The 15 Surfboards by 15 Shapers—aka 15X15—project was completed in August of 2015 when the 15th surfboard was shaped and finished by Bob McTavish and his team in Byron Bay, Australia. However, two more things needed to be done to properly conclude the project. The first was a book, something I had not planned on. Not until late into the project, after amassing a large collection of images while documenting the making of each board, did I begin contemplating the idea of a book. It seemed inappropriate to not give proper documentation to the work that went into 15X15. Thus a hard cover book was published.
The other item that needed doing was exhibiting the surfboards. Not for self-gratification or adulation but because the work of so many talented individuals needed to be shared and hopefully appreciated. I desired to stage the show in my hometown of West Palm Beach, Florida. It is where I grew up and where my family and oldest friends live. It was important to share the project with them. An appropriate space was offered in a prominent photography gallery, as was another in the neighboring town of Lake Worth. For a few important reasons I decided on the latter, though I remained extremely grateful to the former. Funny enough, Lake Worth is where I learned to surf and now I was returning to the birthplace of my surfing life.
The venue for the exhibition would be the Cultural Council of Palm Beach County, a beautiful, art-deco style building in the heart of downtown Lake Worth. They have a spacious, well-lit, L-shape gallery that, once I stepped into it, knew was the perfect location. It took several months to prepare invitations, press releases, gather sponsors and food and liquor suppliers, find musical entertainment and do interviews for local publications and broadcast on-line media. Finally on December 2nd it happened!

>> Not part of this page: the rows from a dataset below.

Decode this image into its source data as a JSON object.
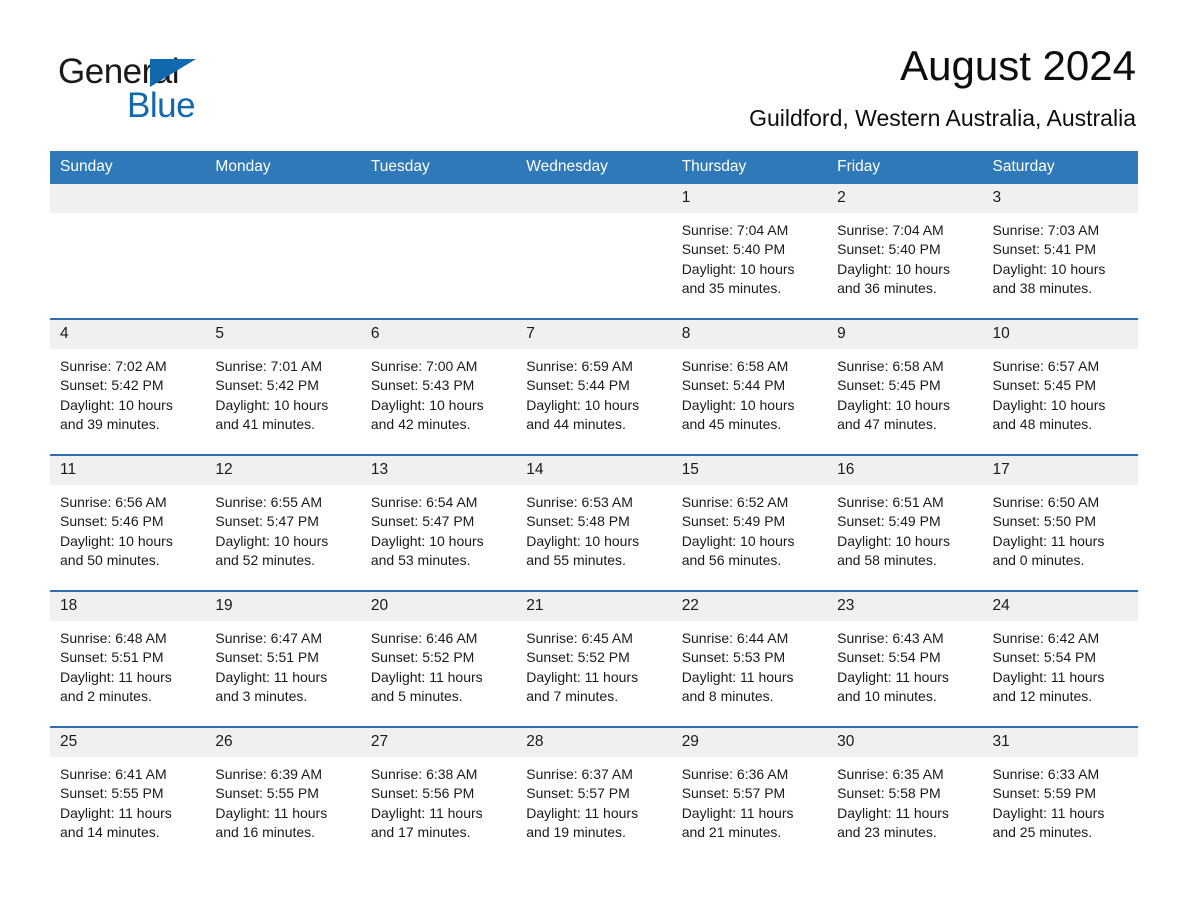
{
  "logo": {
    "word_one": "General",
    "word_two": "Blue",
    "triangle_color": "#1269b0"
  },
  "header": {
    "month_title": "August 2024",
    "location": "Guildford, Western Australia, Australia"
  },
  "theme": {
    "header_bg": "#3079b8",
    "row_divider": "#2f6fa8",
    "daynum_bg": "#f0f0f0"
  },
  "weekday_headers": [
    "Sunday",
    "Monday",
    "Tuesday",
    "Wednesday",
    "Thursday",
    "Friday",
    "Saturday"
  ],
  "labels": {
    "sunrise_prefix": "Sunrise:",
    "sunset_prefix": "Sunset:",
    "daylight_prefix": "Daylight:"
  },
  "weeks": [
    [
      {
        "day": "",
        "sunrise": "",
        "sunset": "",
        "daylight_a": "",
        "daylight_b": ""
      },
      {
        "day": "",
        "sunrise": "",
        "sunset": "",
        "daylight_a": "",
        "daylight_b": ""
      },
      {
        "day": "",
        "sunrise": "",
        "sunset": "",
        "daylight_a": "",
        "daylight_b": ""
      },
      {
        "day": "",
        "sunrise": "",
        "sunset": "",
        "daylight_a": "",
        "daylight_b": ""
      },
      {
        "day": "1",
        "sunrise": "Sunrise: 7:04 AM",
        "sunset": "Sunset: 5:40 PM",
        "daylight_a": "Daylight: 10 hours",
        "daylight_b": "and 35 minutes."
      },
      {
        "day": "2",
        "sunrise": "Sunrise: 7:04 AM",
        "sunset": "Sunset: 5:40 PM",
        "daylight_a": "Daylight: 10 hours",
        "daylight_b": "and 36 minutes."
      },
      {
        "day": "3",
        "sunrise": "Sunrise: 7:03 AM",
        "sunset": "Sunset: 5:41 PM",
        "daylight_a": "Daylight: 10 hours",
        "daylight_b": "and 38 minutes."
      }
    ],
    [
      {
        "day": "4",
        "sunrise": "Sunrise: 7:02 AM",
        "sunset": "Sunset: 5:42 PM",
        "daylight_a": "Daylight: 10 hours",
        "daylight_b": "and 39 minutes."
      },
      {
        "day": "5",
        "sunrise": "Sunrise: 7:01 AM",
        "sunset": "Sunset: 5:42 PM",
        "daylight_a": "Daylight: 10 hours",
        "daylight_b": "and 41 minutes."
      },
      {
        "day": "6",
        "sunrise": "Sunrise: 7:00 AM",
        "sunset": "Sunset: 5:43 PM",
        "daylight_a": "Daylight: 10 hours",
        "daylight_b": "and 42 minutes."
      },
      {
        "day": "7",
        "sunrise": "Sunrise: 6:59 AM",
        "sunset": "Sunset: 5:44 PM",
        "daylight_a": "Daylight: 10 hours",
        "daylight_b": "and 44 minutes."
      },
      {
        "day": "8",
        "sunrise": "Sunrise: 6:58 AM",
        "sunset": "Sunset: 5:44 PM",
        "daylight_a": "Daylight: 10 hours",
        "daylight_b": "and 45 minutes."
      },
      {
        "day": "9",
        "sunrise": "Sunrise: 6:58 AM",
        "sunset": "Sunset: 5:45 PM",
        "daylight_a": "Daylight: 10 hours",
        "daylight_b": "and 47 minutes."
      },
      {
        "day": "10",
        "sunrise": "Sunrise: 6:57 AM",
        "sunset": "Sunset: 5:45 PM",
        "daylight_a": "Daylight: 10 hours",
        "daylight_b": "and 48 minutes."
      }
    ],
    [
      {
        "day": "11",
        "sunrise": "Sunrise: 6:56 AM",
        "sunset": "Sunset: 5:46 PM",
        "daylight_a": "Daylight: 10 hours",
        "daylight_b": "and 50 minutes."
      },
      {
        "day": "12",
        "sunrise": "Sunrise: 6:55 AM",
        "sunset": "Sunset: 5:47 PM",
        "daylight_a": "Daylight: 10 hours",
        "daylight_b": "and 52 minutes."
      },
      {
        "day": "13",
        "sunrise": "Sunrise: 6:54 AM",
        "sunset": "Sunset: 5:47 PM",
        "daylight_a": "Daylight: 10 hours",
        "daylight_b": "and 53 minutes."
      },
      {
        "day": "14",
        "sunrise": "Sunrise: 6:53 AM",
        "sunset": "Sunset: 5:48 PM",
        "daylight_a": "Daylight: 10 hours",
        "daylight_b": "and 55 minutes."
      },
      {
        "day": "15",
        "sunrise": "Sunrise: 6:52 AM",
        "sunset": "Sunset: 5:49 PM",
        "daylight_a": "Daylight: 10 hours",
        "daylight_b": "and 56 minutes."
      },
      {
        "day": "16",
        "sunrise": "Sunrise: 6:51 AM",
        "sunset": "Sunset: 5:49 PM",
        "daylight_a": "Daylight: 10 hours",
        "daylight_b": "and 58 minutes."
      },
      {
        "day": "17",
        "sunrise": "Sunrise: 6:50 AM",
        "sunset": "Sunset: 5:50 PM",
        "daylight_a": "Daylight: 11 hours",
        "daylight_b": "and 0 minutes."
      }
    ],
    [
      {
        "day": "18",
        "sunrise": "Sunrise: 6:48 AM",
        "sunset": "Sunset: 5:51 PM",
        "daylight_a": "Daylight: 11 hours",
        "daylight_b": "and 2 minutes."
      },
      {
        "day": "19",
        "sunrise": "Sunrise: 6:47 AM",
        "sunset": "Sunset: 5:51 PM",
        "daylight_a": "Daylight: 11 hours",
        "daylight_b": "and 3 minutes."
      },
      {
        "day": "20",
        "sunrise": "Sunrise: 6:46 AM",
        "sunset": "Sunset: 5:52 PM",
        "daylight_a": "Daylight: 11 hours",
        "daylight_b": "and 5 minutes."
      },
      {
        "day": "21",
        "sunrise": "Sunrise: 6:45 AM",
        "sunset": "Sunset: 5:52 PM",
        "daylight_a": "Daylight: 11 hours",
        "daylight_b": "and 7 minutes."
      },
      {
        "day": "22",
        "sunrise": "Sunrise: 6:44 AM",
        "sunset": "Sunset: 5:53 PM",
        "daylight_a": "Daylight: 11 hours",
        "daylight_b": "and 8 minutes."
      },
      {
        "day": "23",
        "sunrise": "Sunrise: 6:43 AM",
        "sunset": "Sunset: 5:54 PM",
        "daylight_a": "Daylight: 11 hours",
        "daylight_b": "and 10 minutes."
      },
      {
        "day": "24",
        "sunrise": "Sunrise: 6:42 AM",
        "sunset": "Sunset: 5:54 PM",
        "daylight_a": "Daylight: 11 hours",
        "daylight_b": "and 12 minutes."
      }
    ],
    [
      {
        "day": "25",
        "sunrise": "Sunrise: 6:41 AM",
        "sunset": "Sunset: 5:55 PM",
        "daylight_a": "Daylight: 11 hours",
        "daylight_b": "and 14 minutes."
      },
      {
        "day": "26",
        "sunrise": "Sunrise: 6:39 AM",
        "sunset": "Sunset: 5:55 PM",
        "daylight_a": "Daylight: 11 hours",
        "daylight_b": "and 16 minutes."
      },
      {
        "day": "27",
        "sunrise": "Sunrise: 6:38 AM",
        "sunset": "Sunset: 5:56 PM",
        "daylight_a": "Daylight: 11 hours",
        "daylight_b": "and 17 minutes."
      },
      {
        "day": "28",
        "sunrise": "Sunrise: 6:37 AM",
        "sunset": "Sunset: 5:57 PM",
        "daylight_a": "Daylight: 11 hours",
        "daylight_b": "and 19 minutes."
      },
      {
        "day": "29",
        "sunrise": "Sunrise: 6:36 AM",
        "sunset": "Sunset: 5:57 PM",
        "daylight_a": "Daylight: 11 hours",
        "daylight_b": "and 21 minutes."
      },
      {
        "day": "30",
        "sunrise": "Sunrise: 6:35 AM",
        "sunset": "Sunset: 5:58 PM",
        "daylight_a": "Daylight: 11 hours",
        "daylight_b": "and 23 minutes."
      },
      {
        "day": "31",
        "sunrise": "Sunrise: 6:33 AM",
        "sunset": "Sunset: 5:59 PM",
        "daylight_a": "Daylight: 11 hours",
        "daylight_b": "and 25 minutes."
      }
    ]
  ]
}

The show opened to an enthusiastic, energetic and very large crowd. It was highly successful and judging by the remarks written in the comment book and messages left on social media, the majority of guests loved it and left extremely impressed. It was truly an honor to share this collaborative body of work with others, many of whom have inspired me in one way or another throughout my life.
As to what’s next for this collection of boards? Well, I didn’t quite plan that far ahead. The show at the Cultural Council went from December 1st (that was a preview night for members of the CC only) until January 21st. I was told by some at the Council that it was the largest ever attended show in their history. Not sure if that’s true but I do know that until the final day people were still attending and talking about it. At the present the boards have made their way, finally, to West Palm Beach. They are being shown at the Nicole Henry Fine Art Gallery. From there who knows where or if they’ll travel again. It would be special to showcase them in surf locals such as New Jersey, California and Hawaii but without the financial assistance of sponsors that may be difficult.
Parting ways with the boards will be difficult but if a collector came forward with an offer to purchase them I would give it serious consideration. And if not, well this is functional art after all and the boards were made by some of the best shapers in the world. I’m sure they’d look mighty fine sliding down the face of a perfectly shaped wave!